## [Exercise prompt]
Line tally for "header": state how many lines of the entries include it, with no other text.

Data records for software interfaces:
_____

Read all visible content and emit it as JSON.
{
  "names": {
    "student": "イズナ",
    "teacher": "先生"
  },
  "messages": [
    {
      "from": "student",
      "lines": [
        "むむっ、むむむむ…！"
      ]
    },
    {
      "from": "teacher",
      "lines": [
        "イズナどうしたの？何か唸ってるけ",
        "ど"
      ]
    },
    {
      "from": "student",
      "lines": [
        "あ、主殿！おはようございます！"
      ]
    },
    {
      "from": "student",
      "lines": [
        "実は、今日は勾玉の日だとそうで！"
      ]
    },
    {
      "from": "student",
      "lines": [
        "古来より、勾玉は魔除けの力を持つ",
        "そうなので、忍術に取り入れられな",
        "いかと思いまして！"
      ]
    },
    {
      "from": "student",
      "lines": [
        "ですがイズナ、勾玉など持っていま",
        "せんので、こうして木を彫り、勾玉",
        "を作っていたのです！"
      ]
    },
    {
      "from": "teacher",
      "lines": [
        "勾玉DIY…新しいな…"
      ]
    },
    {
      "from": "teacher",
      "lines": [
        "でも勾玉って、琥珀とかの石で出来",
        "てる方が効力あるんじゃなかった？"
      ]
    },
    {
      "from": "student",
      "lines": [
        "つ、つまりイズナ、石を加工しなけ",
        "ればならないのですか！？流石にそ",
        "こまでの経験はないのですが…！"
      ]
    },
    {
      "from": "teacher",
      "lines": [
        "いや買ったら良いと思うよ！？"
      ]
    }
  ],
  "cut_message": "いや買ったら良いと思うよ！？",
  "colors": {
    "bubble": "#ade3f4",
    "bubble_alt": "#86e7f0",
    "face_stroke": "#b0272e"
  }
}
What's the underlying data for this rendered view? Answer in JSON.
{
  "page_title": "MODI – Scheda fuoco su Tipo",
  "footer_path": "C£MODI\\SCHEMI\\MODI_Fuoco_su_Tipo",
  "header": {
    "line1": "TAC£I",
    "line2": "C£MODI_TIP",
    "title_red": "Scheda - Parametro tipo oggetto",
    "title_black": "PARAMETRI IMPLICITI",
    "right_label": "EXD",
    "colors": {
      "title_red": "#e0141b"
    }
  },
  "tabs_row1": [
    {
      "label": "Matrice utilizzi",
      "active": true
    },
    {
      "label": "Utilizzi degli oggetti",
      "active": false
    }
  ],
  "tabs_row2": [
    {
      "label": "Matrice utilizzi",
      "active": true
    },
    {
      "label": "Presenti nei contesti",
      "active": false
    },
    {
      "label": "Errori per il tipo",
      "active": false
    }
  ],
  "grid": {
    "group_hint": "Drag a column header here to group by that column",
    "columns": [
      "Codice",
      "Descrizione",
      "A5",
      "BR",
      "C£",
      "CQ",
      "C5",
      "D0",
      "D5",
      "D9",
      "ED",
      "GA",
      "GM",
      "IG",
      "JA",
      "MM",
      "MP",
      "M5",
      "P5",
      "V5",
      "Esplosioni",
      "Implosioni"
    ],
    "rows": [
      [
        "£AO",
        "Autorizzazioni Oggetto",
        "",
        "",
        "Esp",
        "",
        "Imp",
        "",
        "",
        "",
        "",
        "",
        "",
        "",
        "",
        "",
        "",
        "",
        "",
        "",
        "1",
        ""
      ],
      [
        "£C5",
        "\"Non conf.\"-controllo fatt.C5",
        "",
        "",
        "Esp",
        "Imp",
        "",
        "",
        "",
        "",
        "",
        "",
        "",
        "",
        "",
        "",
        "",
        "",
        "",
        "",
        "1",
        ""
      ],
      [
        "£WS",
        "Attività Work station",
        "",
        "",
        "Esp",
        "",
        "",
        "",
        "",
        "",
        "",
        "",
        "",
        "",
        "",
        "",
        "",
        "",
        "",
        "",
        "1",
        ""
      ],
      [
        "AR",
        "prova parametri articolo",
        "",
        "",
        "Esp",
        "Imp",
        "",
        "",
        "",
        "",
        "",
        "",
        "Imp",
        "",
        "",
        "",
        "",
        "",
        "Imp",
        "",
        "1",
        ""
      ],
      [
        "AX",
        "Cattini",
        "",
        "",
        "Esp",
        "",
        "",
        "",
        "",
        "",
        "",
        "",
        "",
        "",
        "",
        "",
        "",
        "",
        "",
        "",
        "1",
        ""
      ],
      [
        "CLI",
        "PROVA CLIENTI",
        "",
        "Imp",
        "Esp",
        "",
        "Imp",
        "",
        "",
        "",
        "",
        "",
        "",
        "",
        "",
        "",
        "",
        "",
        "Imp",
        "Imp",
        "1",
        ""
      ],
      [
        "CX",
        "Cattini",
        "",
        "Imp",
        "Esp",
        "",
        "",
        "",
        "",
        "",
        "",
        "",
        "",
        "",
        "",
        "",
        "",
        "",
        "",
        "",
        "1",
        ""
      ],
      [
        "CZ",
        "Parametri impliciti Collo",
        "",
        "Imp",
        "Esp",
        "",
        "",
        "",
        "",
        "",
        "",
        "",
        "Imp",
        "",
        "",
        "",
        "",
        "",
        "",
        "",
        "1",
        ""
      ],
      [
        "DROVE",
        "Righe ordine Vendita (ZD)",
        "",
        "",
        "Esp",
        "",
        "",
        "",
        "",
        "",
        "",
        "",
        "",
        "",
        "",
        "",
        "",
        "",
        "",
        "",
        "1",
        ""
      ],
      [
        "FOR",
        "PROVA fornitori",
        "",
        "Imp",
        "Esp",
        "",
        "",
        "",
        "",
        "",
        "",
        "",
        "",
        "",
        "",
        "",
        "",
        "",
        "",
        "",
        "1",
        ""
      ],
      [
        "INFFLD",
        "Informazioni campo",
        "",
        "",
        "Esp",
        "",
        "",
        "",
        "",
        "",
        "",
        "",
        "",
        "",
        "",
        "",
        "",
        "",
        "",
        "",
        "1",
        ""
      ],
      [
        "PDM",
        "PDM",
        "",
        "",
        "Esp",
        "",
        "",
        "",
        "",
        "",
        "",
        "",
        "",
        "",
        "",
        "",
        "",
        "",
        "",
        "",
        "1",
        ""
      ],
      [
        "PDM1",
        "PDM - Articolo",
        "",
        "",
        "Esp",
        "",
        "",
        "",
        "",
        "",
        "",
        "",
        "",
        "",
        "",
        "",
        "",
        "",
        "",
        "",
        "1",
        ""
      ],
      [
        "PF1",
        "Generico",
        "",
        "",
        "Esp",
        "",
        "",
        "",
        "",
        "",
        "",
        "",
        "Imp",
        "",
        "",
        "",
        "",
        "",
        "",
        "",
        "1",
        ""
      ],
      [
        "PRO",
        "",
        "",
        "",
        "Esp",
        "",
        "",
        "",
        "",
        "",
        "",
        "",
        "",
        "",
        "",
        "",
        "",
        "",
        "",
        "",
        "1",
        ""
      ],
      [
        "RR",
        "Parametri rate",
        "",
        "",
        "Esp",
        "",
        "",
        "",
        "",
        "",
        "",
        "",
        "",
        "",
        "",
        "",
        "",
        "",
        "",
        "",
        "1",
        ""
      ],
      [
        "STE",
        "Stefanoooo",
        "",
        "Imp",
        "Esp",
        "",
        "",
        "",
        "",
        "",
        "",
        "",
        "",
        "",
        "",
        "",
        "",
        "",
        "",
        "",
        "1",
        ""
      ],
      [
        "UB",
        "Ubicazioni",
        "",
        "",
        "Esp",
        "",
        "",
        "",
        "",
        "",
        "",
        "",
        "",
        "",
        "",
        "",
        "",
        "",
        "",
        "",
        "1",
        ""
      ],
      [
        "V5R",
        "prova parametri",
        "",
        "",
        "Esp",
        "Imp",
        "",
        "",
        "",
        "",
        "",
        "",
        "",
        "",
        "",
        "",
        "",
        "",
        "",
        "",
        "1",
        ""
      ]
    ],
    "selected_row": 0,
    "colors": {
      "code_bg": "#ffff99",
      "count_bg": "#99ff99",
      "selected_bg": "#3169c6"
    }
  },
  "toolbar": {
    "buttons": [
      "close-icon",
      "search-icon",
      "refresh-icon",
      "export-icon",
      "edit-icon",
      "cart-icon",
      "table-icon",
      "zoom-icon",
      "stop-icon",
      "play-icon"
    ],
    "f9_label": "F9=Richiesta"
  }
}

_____

## [Output of the task]
2